Curiously, in Australia, there are two contradictory and almost mutually exclusive perceptions regarding the supply and demand for FSC-certified construction wood. On the one side, many forest managers are under the impression that there is no demand, and on the other side, built environment professionals often face supply constraints. Addressing this conundrum is a key focus for FSC ANZ over the next five years.
As part of this work, FSC ANZ is partnering with the LFIA to promote FSC-certified timber products and to ensure forest managers are aware of the growing need for FSC certified timber.
FSC ANZ is also in ongoing conversations with major non-certified forest owners in Australia to encourage them to obtain FSC certification. If successful, this is expected to have a cascading effect down through the supply chain and e.g. see increased availability of certified timber for construction.
As such, FSC is working to increase both demand for and supply of FSC-certified timber.
Is it enough for a supplier to have an FSC certificate, or are there additional verification steps a manufacturer needs to take to ensure that the certificate is relevant to the actual timber being purchased?
There are a couple of things companies should check when purchasing products from an FSC-certified organisation.
Firstly, companies should check that the certificate remains valid and that the products they are purchasing are within the scope of the certificate. They can do this on www.info.fsc.org by typing in the supplier’s unique ‘FSC License Code’ (Example: FSC-C######) or by searching for the supplier’s name.
Secondly, FSC certification is applied to individual products. This means a company may sell FSC certified products as well as uncertified products. If you are a company buying FSC-certified products from a supplier, always check your invoice to verify that the product has an FSC Chain of Custody certification code – this is how the FSC claim is passed on to you.
The first step helps you verify that the supplier can sell FSC-certified products, while the second step helps you verify that the products you receive are certified. Suppliers can learn more by watching our guide.
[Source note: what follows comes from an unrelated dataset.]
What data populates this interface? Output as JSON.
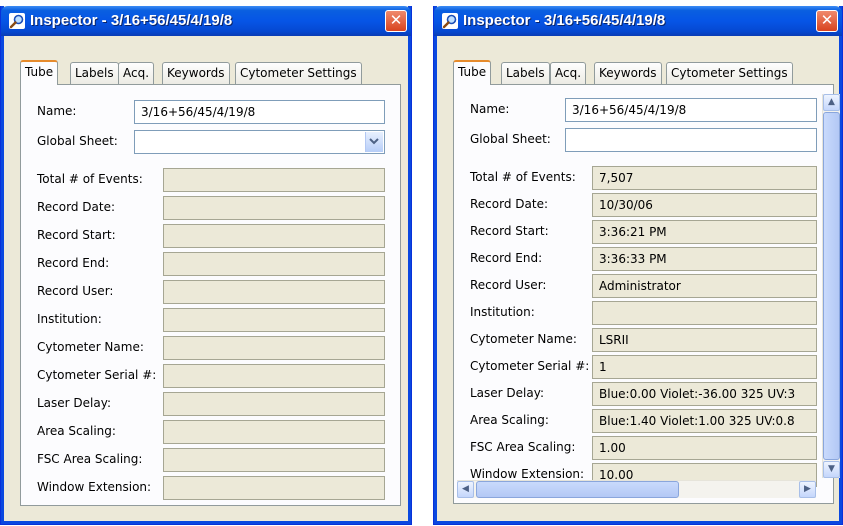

In a simple sentence, can you tell us how choosing FSC products can save forests for the future?
FSC matters for forests, people, and wildlife. But moving pictures tell a better story, so here is a video that can do this statement justice!
To learn more about FSC ANZ visit their website.